Titanic poster sells for £7,400

The poster dating from 1911 was sold by a New York auction house130130
The poster dating from 1911 was sold by a New York auction house

By Dick Barton

A rare poster advertising transatlantic trips on the ill-fated Titanic and her sister ship, the Olympic, has sold for £7,400 at auction.

The advert, featuring the words ‘White Star Line, RMS Olympic & Titanic, largest steamers in the world’, was produced in or around 1911.

It came just a few months before one of the world’s worst maritime disasters, when more than 1,500 people died after the Titanic hit an iceberg and sank on April 15, 1912, during her maiden voyage from Southampton to New York

Before the Rare & Important Travel Posters sale at Swann Auction Galleries in New York, the Titanic-Olympic poster had been set to fetch between $8,000 and $12,000 (£6,000 to £9,000).

In the end, it was snapped up for $9,750 (£7,400) by an online bidder.

Although the poster features an image of the Titanic’s sister ship, the Olympic, it is the references to the Titanic which make the poster so desirable and valuable for collectors.

Both ships were built by Harland & Wolff in Belfast.

When Swann Auction Galleries sold a similar Titanic poster in November 2015, it fetched £8,000.

The Titanic-Olympic poster is by artist James Scrimgeour Mann, who was born in Dundee in 1883.

Mr Mann inherited his enthusiasm for the sea from his father, James Mann Snr, who was captain of a Dundee ship and who died at sea off the coast of South Africa in 1901.

The photograph shows bodies in sacks piled three high on the deck of the CS Mackay Bennett, before being tipped overboard as the ship's priest conducts a service.
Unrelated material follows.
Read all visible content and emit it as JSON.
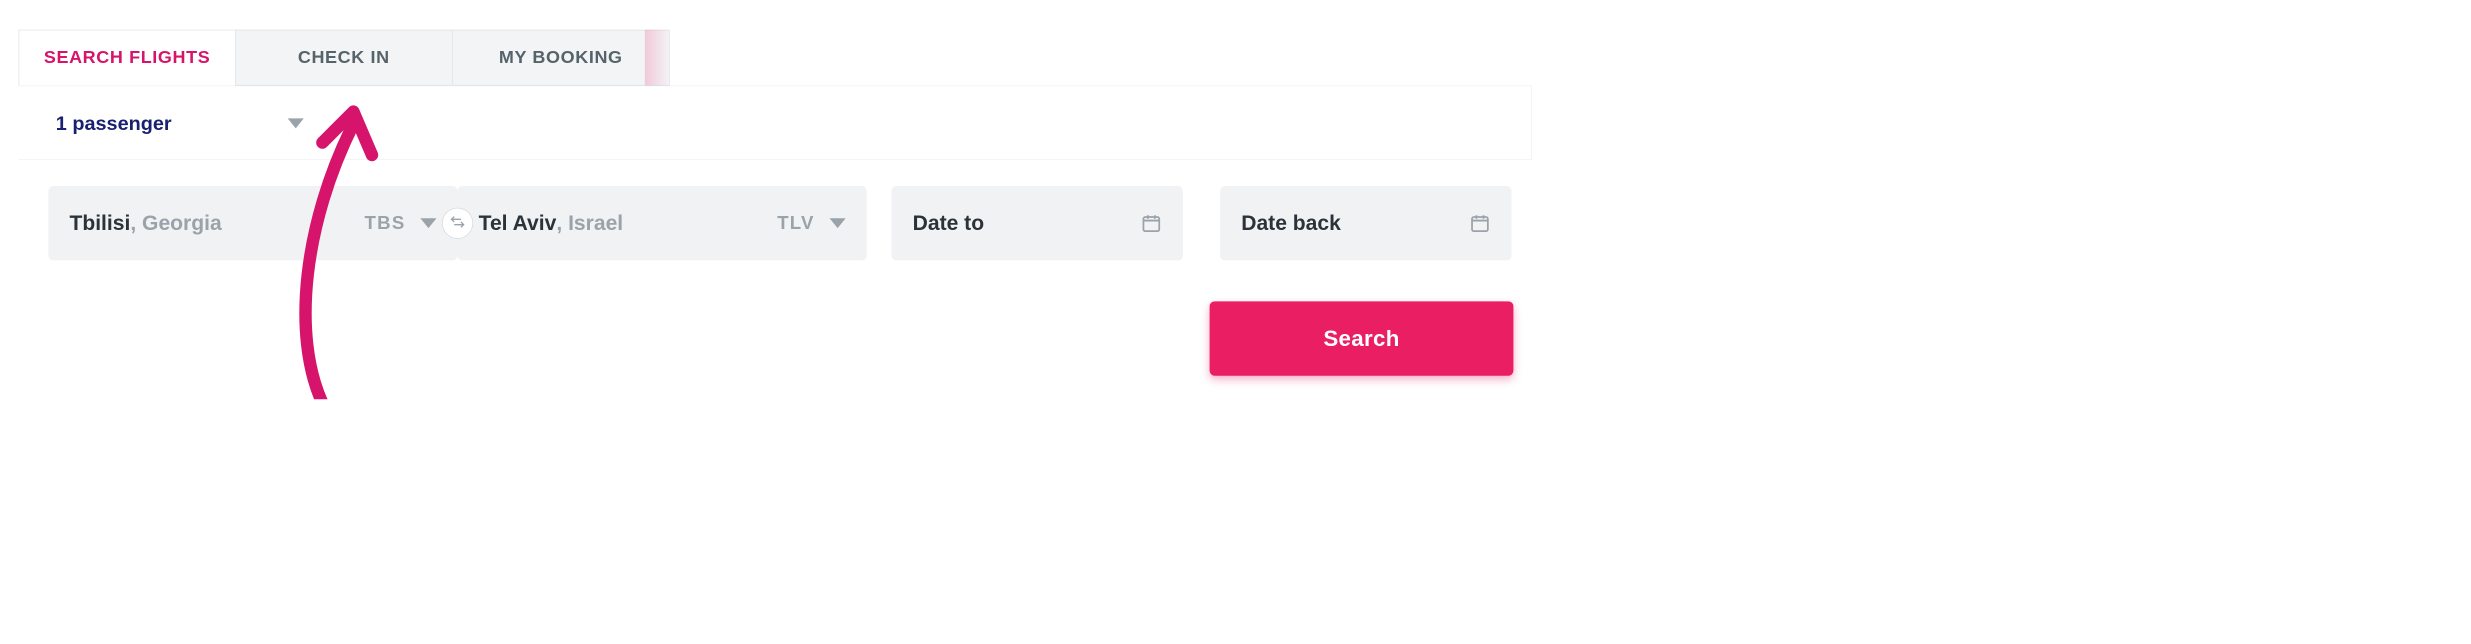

Photo issued by Henry Aldridge and Son.130130
The photograph shows bodies in sacks piled three high on the deck of the CS Mackay Bennett, before being tipped overboard as the ship’s priest conducts a service. Photo issued by Henry Aldridge and Son.

Also sold on Thursday night at the Swann Auction Galleries was a 1926 poster advertising Northern Ireland as a tourist destination.

Commissioned by the Ulster Transport Authority and emblazoned with the words: ‘Salmon Fisheries, Northern Ireland’, it sold for $1,250 (£950).

Advertisements